There is a battle brewing in the trucking industry between safety advocates and those looking to enhance the field’s profitability, and it is Alabama and the nation’s truck drivers and motorists who may suffer most as a result. Per BOSS magazine, 2014 was a harrowing year for commercial truckers, as it saw the number of truck-driver fatalities in America rise for the fifth consecutive time, with 761 truckers losing their lives on the job that year alone.
To address the growing number of driver deaths and injuries, and also, associated rising insurance costs, new truck safety features are becoming increasingly mainstream. In-cab cameras are becoming more and more common, and auto-braking technology is also gaining steam among American trucking companies. Some truck drivers and others with ties to the industry feel that driver-facing cameras, which are also growing in popularity, are too invasive. This allegation caused one national retailer to try technology that would only turn the camera on after a sharp turn, hard brake or similar action.
Other innovations that may make their way into the commercial-trucking mainstream include an app that would allow truck drivers to get gas without actually having to exit their trucks. The app, designed by one of the nation’s leading auto retailers, would also record important information about drivers’ actions that could be used to back up or refute insurance claims.

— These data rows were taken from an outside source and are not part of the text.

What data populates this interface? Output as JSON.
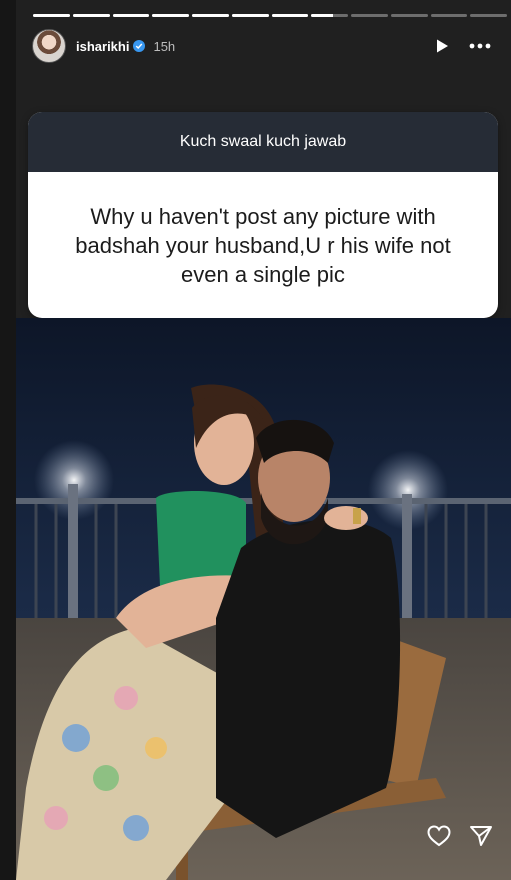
{
  "story": {
    "progress": {
      "segments": 12,
      "filled": 7,
      "current_fraction": 0.6
    },
    "user": {
      "username": "isharikhi",
      "verified": true,
      "time": "15h"
    },
    "question_sticker": {
      "header": "Kuch swaal kuch jawab",
      "question": "Why u haven't post any picture with badshah your husband,U r his wife not even a single pic",
      "header_color": "#262c36"
    },
    "icons": {
      "play": "play-icon",
      "more": "more-options-icon",
      "like": "heart-icon",
      "share": "send-icon"
    }
  }
}
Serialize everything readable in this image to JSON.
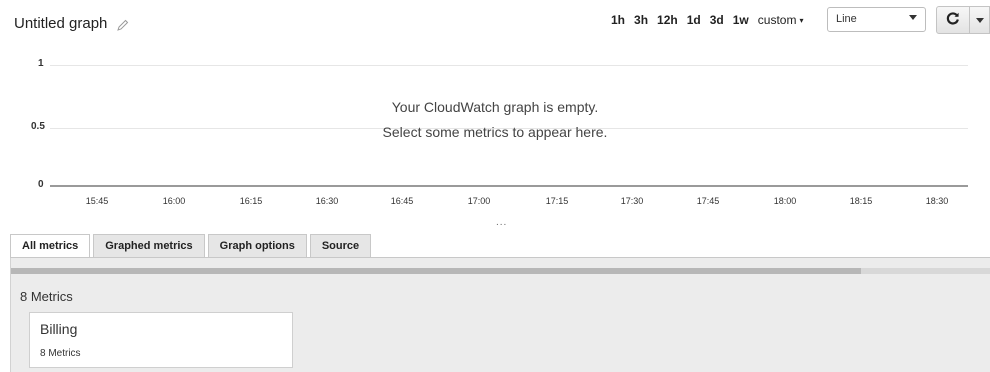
{
  "graph": {
    "title": "Untitled graph",
    "edit_icon": "pencil-icon",
    "empty_line1": "Your CloudWatch graph is empty.",
    "empty_line2": "Select some metrics to appear here.",
    "ellipsis": "...",
    "y_ticks": [
      "1",
      "0.5",
      "0"
    ],
    "x_ticks": [
      "15:45",
      "16:00",
      "16:15",
      "16:30",
      "16:45",
      "17:00",
      "17:15",
      "17:30",
      "17:45",
      "18:00",
      "18:15",
      "18:30"
    ]
  },
  "toolbar": {
    "ranges": [
      "1h",
      "3h",
      "12h",
      "1d",
      "3d",
      "1w"
    ],
    "custom_label": "custom",
    "chart_type": "Line",
    "refresh_icon": "refresh-icon",
    "menu_icon": "chevron-down-icon"
  },
  "tabs": [
    "All metrics",
    "Graphed metrics",
    "Graph options",
    "Source"
  ],
  "active_tab": "All metrics",
  "metrics": {
    "count_label": "8 Metrics",
    "namespaces": [
      {
        "name": "Billing",
        "count": "8 Metrics"
      }
    ]
  }
}
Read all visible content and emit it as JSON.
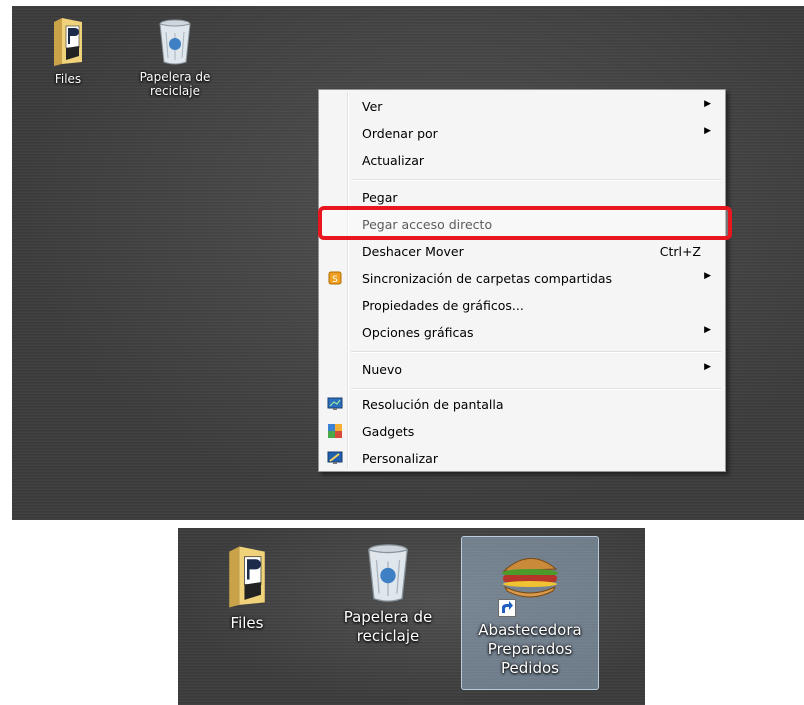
{
  "desktop_top": {
    "icons": [
      {
        "label": "Files"
      },
      {
        "label_line1": "Papelera de",
        "label_line2": "reciclaje"
      }
    ]
  },
  "context_menu": {
    "items": [
      {
        "label": "Ver",
        "submenu": true
      },
      {
        "label": "Ordenar por",
        "submenu": true
      },
      {
        "label": "Actualizar"
      },
      {
        "label": "Pegar"
      },
      {
        "label": "Pegar acceso directo",
        "highlighted": true
      },
      {
        "label": "Deshacer Mover",
        "shortcut": "Ctrl+Z"
      },
      {
        "label": "Sincronización de carpetas compartidas",
        "submenu": true,
        "icon": "sync-icon"
      },
      {
        "label": "Propiedades de gráficos..."
      },
      {
        "label": "Opciones gráficas",
        "submenu": true
      },
      {
        "label": "Nuevo",
        "submenu": true
      },
      {
        "label": "Resolución de pantalla",
        "icon": "monitor-icon"
      },
      {
        "label": "Gadgets",
        "icon": "gadgets-icon"
      },
      {
        "label": "Personalizar",
        "icon": "personalize-icon"
      }
    ],
    "arrow_glyph": "▶",
    "highlight_color": "#e8161e"
  },
  "desktop_bottom": {
    "icons": [
      {
        "label": "Files"
      },
      {
        "label_line1": "Papelera de",
        "label_line2": "reciclaje"
      },
      {
        "label_line1": "Abastecedora",
        "label_line2": "Preparados",
        "label_line3": "Pedidos",
        "selected": true
      }
    ]
  }
}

While such technologies are intended to reduce accidents and associated injuries and deaths, some lobbyists for major trucking companies are working to see that many of the proposed new safety regulations and innovations do not see the light of day. A recent example involves a proposed mandate known as the “restart rule,” which would have required truckers to take mandatory, 34-hour breaks after meeting certain work criteria. The rule was vehemently opposed by some of the nation’s largest trucking organizations, and it is not currently in effect as a result.